The engine has 360 ft. lbs. of torque so there is always power in all gears at all speeds, within reason. Passing situations are never a concern because one needs so little room to pass. Gear down, hit the gas, the rocket takes off, pull out, pass, pull back in and tap the powerful four wheel disc brakes and the job is done. No sweat. 
Cornering is phenomenal! There is no body sway whatsoever, only lateral G forces as you power your way through tight curves. Taking 50's at 100 is child's play, although not in the wet. The suspension and wide tires hold the car to the road like fly paper. 

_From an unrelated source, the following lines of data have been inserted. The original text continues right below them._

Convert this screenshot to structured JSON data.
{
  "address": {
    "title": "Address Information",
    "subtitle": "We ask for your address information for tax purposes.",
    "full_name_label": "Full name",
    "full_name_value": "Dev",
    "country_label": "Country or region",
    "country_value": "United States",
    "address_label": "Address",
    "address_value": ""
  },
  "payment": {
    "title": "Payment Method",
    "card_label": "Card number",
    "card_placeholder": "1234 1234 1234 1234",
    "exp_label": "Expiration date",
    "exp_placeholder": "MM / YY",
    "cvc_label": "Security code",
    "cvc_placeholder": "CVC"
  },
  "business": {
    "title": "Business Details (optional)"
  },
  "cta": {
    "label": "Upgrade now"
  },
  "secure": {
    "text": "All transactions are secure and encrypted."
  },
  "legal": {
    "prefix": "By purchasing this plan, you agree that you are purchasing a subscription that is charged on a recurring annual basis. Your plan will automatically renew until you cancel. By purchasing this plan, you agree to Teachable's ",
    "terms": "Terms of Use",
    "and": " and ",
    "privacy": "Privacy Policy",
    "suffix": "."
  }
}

There were a few times when I decided very suddenly to stop for a photograph. I needed next to no distance as even a slight pressure on the brake pedal gave a sure footed stop with no 'diving' or skidding. The idea with performance cars is that if it goes fast, it better stop fast. 
Creature comforts are many on this car. Taking the top off is a breeze and there was still room for my luggage under the hatch when the top was stored. Full leather, full power seats are very comfortable and can adjust so many ways that they could fit anybody. Full thermostat climate control, separate for each side, makes it very comfortable without ever dealing with settings and knobs. Exterior temp. readings let you know when you can take the top off or when the next cold low is coming and you better get the top on. 

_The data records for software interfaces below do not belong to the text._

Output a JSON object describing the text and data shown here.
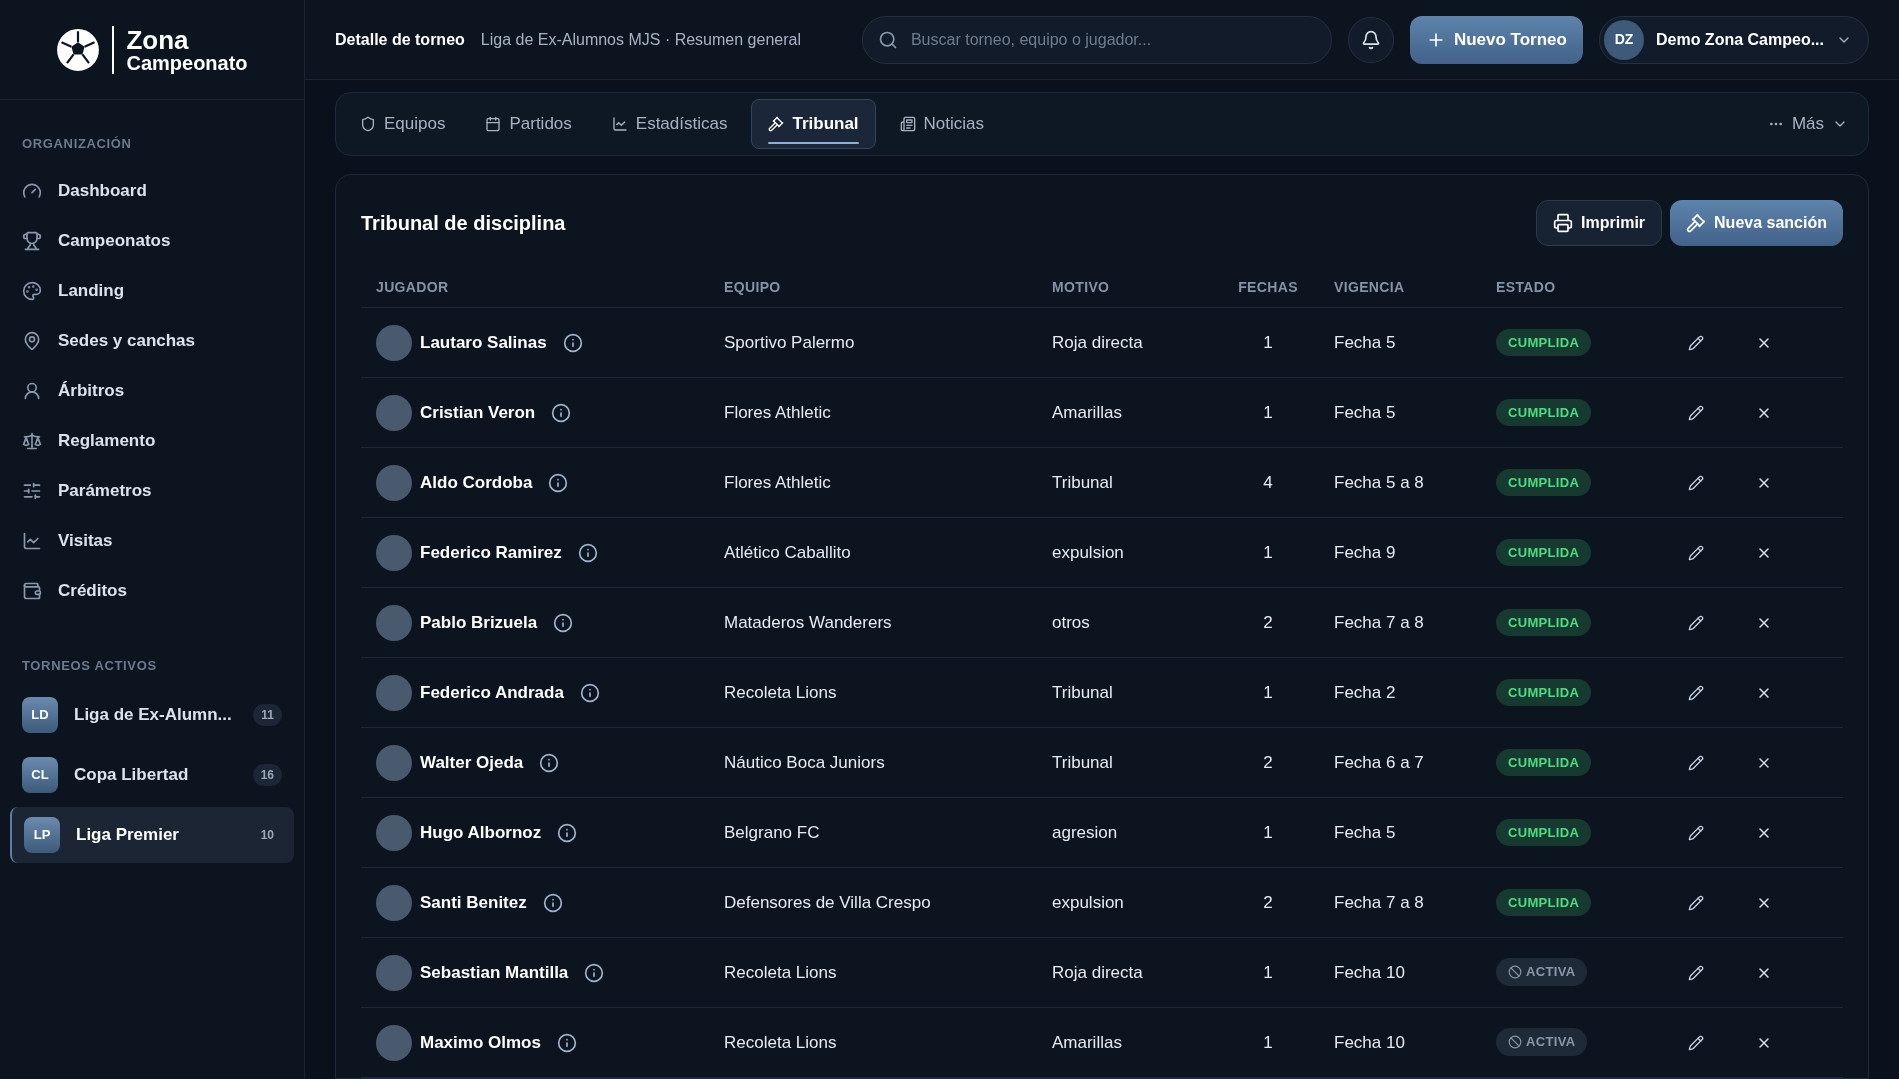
{
  "logo": {
    "line1": "Zona",
    "line2": "Campeonato"
  },
  "sidebar": {
    "sections": [
      {
        "title": "ORGANIZACIÓN",
        "items": [
          {
            "label": "Dashboard"
          },
          {
            "label": "Campeonatos"
          },
          {
            "label": "Landing"
          },
          {
            "label": "Sedes y canchas"
          },
          {
            "label": "Árbitros"
          },
          {
            "label": "Reglamento"
          },
          {
            "label": "Parámetros"
          },
          {
            "label": "Visitas"
          },
          {
            "label": "Créditos"
          }
        ]
      }
    ],
    "tournaments_title": "TORNEOS ACTIVOS",
    "tournaments": [
      {
        "initials": "LD",
        "name": "Liga de Ex-Alumn...",
        "count": "11",
        "selected": false
      },
      {
        "initials": "CL",
        "name": "Copa Libertad",
        "count": "16",
        "selected": false
      },
      {
        "initials": "LP",
        "name": "Liga Premier",
        "count": "10",
        "selected": true
      }
    ]
  },
  "header": {
    "title": "Detalle de torneo",
    "subtitle": "Liga de Ex-Alumnos MJS · Resumen general",
    "search": {
      "placeholder": "Buscar torneo, equipo o jugador..."
    },
    "new_button": "Nuevo Torneo",
    "user": {
      "initials": "DZ",
      "name": "Demo Zona Campeo..."
    }
  },
  "tabs": [
    {
      "label": "Equipos",
      "selected": false
    },
    {
      "label": "Partidos",
      "selected": false
    },
    {
      "label": "Estadísticas",
      "selected": false
    },
    {
      "label": "Tribunal",
      "selected": true
    },
    {
      "label": "Noticias",
      "selected": false
    }
  ],
  "more": "Más",
  "panel": {
    "title": "Tribunal de disciplina",
    "print_button": "Imprimir",
    "new_button": "Nueva sanción",
    "columns": [
      "JUGADOR",
      "EQUIPO",
      "MOTIVO",
      "FECHAS",
      "VIGENCIA",
      "ESTADO"
    ],
    "rows": [
      {
        "player": "Lautaro Salinas",
        "team": "Sportivo Palermo",
        "reason": "Roja directa",
        "dates": "1",
        "validity": "Fecha 5",
        "status": {
          "label": "CUMPLIDA",
          "kind": "done"
        }
      },
      {
        "player": "Cristian Veron",
        "team": "Flores Athletic",
        "reason": "Amarillas",
        "dates": "1",
        "validity": "Fecha 5",
        "status": {
          "label": "CUMPLIDA",
          "kind": "done"
        }
      },
      {
        "player": "Aldo Cordoba",
        "team": "Flores Athletic",
        "reason": "Tribunal",
        "dates": "4",
        "validity": "Fecha 5 a 8",
        "status": {
          "label": "CUMPLIDA",
          "kind": "done"
        }
      },
      {
        "player": "Federico Ramirez",
        "team": "Atlético Caballito",
        "reason": "expulsion",
        "dates": "1",
        "validity": "Fecha 9",
        "status": {
          "label": "CUMPLIDA",
          "kind": "done"
        }
      },
      {
        "player": "Pablo Brizuela",
        "team": "Mataderos Wanderers",
        "reason": "otros",
        "dates": "2",
        "validity": "Fecha 7 a 8",
        "status": {
          "label": "CUMPLIDA",
          "kind": "done"
        }
      },
      {
        "player": "Federico Andrada",
        "team": "Recoleta Lions",
        "reason": "Tribunal",
        "dates": "1",
        "validity": "Fecha 2",
        "status": {
          "label": "CUMPLIDA",
          "kind": "done"
        }
      },
      {
        "player": "Walter Ojeda",
        "team": "Náutico Boca Juniors",
        "reason": "Tribunal",
        "dates": "2",
        "validity": "Fecha 6 a 7",
        "status": {
          "label": "CUMPLIDA",
          "kind": "done"
        }
      },
      {
        "player": "Hugo Albornoz",
        "team": "Belgrano FC",
        "reason": "agresion",
        "dates": "1",
        "validity": "Fecha 5",
        "status": {
          "label": "CUMPLIDA",
          "kind": "done"
        }
      },
      {
        "player": "Santi Benitez",
        "team": "Defensores de Villa Crespo",
        "reason": "expulsion",
        "dates": "2",
        "validity": "Fecha 7 a 8",
        "status": {
          "label": "CUMPLIDA",
          "kind": "done"
        }
      },
      {
        "player": "Sebastian Mantilla",
        "team": "Recoleta Lions",
        "reason": "Roja directa",
        "dates": "1",
        "validity": "Fecha 10",
        "status": {
          "label": "ACTIVA",
          "kind": "active"
        }
      },
      {
        "player": "Maximo Olmos",
        "team": "Recoleta Lions",
        "reason": "Amarillas",
        "dates": "1",
        "validity": "Fecha 10",
        "status": {
          "label": "ACTIVA",
          "kind": "active"
        }
      }
    ]
  }
}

There is a full array of instrumentation, including air pressure in the tires, and many of those can be displayed on the 'heads up' display projected onto the windshield almost in you line of sight as the driver. Just a glance, a few inches to the lower left and I could monitor the tachometer, speedometer, oil pressure and engine temperature, never having to take my eyes off the road. Much easier spotting the radar traps that way. By the way, I had zero traffic violations on the whole trip, not that I did not deserve any. 
My biggest surprise about this car was the fuel consumption. When I knew I was driving a Corvette to the prairies and back, I budgeted a lot of money for fuel, especially because I knew it would need high octane, the most expensive fuel. The mileage feature on the car gave me immediate fuel consumption, average on the current tank of fuel, and also, at the average rate, how many kilometers I had left in the current tank of fuel. My overall average for the whole trip was 36.2 miles per gallon, or for the metric minded, 7.9 litres /100km. I was amazed! 

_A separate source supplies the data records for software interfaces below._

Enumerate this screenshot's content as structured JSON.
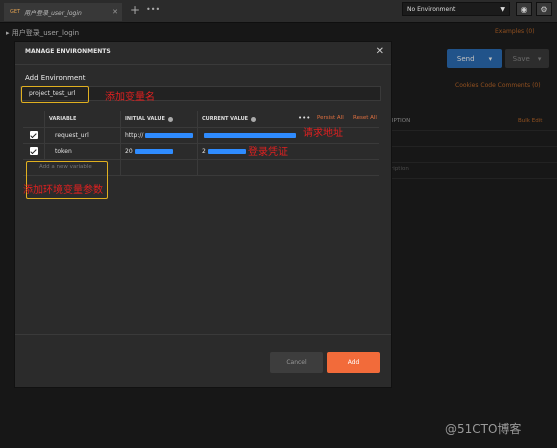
{
  "topbar": {
    "tab": {
      "method": "GET",
      "name": "用户登录_user_login",
      "close_icon": "close-icon"
    },
    "new_tab_icon": "plus-icon",
    "more_icon": "ellipsis-icon",
    "environment_select": "No Environment",
    "eye_icon": "eye-icon",
    "settings_icon": "gear-icon"
  },
  "request": {
    "name": "用户登录_user_login",
    "examples_label": "Examples (0)",
    "send_label": "Send",
    "save_label": "Save",
    "links": "Cookies  Code  Comments (0)",
    "description_header": "RIPTION",
    "bulk_edit": "Bulk Edit",
    "description_placeholder": "cription"
  },
  "modal": {
    "title": "MANAGE ENVIRONMENTS",
    "subtitle": "Add Environment",
    "env_name": "project_test_url",
    "columns": {
      "variable": "VARIABLE",
      "initial": "INITIAL VALUE",
      "current": "CURRENT VALUE",
      "persist_all": "Persist All",
      "reset_all": "Reset All"
    },
    "rows": [
      {
        "variable": "request_url",
        "initial": "http://",
        "current": "",
        "checked": true
      },
      {
        "variable": "token",
        "initial": "20",
        "current": "2",
        "checked": true
      }
    ],
    "add_placeholder": "Add a new variable",
    "cancel_label": "Cancel",
    "add_label": "Add"
  },
  "annotations": {
    "name_note": "添加变量名",
    "url_note": "请求地址",
    "token_note": "登录凭证",
    "params_note": "添加环境变量参数"
  },
  "watermark": "@51CTO博客",
  "colors": {
    "accent": "#f26b3a",
    "send": "#2d6fb8",
    "highlight_box": "#e0b020",
    "annotation": "#e02020"
  }
}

I was very reluctant to return the car on Wednesday evening after I had cleaned all the bugs and road dirt off of it. As I handed the keys to my friend, very relieved that I had done no harm to his baby, he revealed to me the real reason that he let me have it. He knew I would fall in love with it. Anybody would. He asked me in all seriousness if I wanted to buy it. He offered me a price and then told me he had his eye on a newer one. What a scoundrel he is. I am still thinking about it.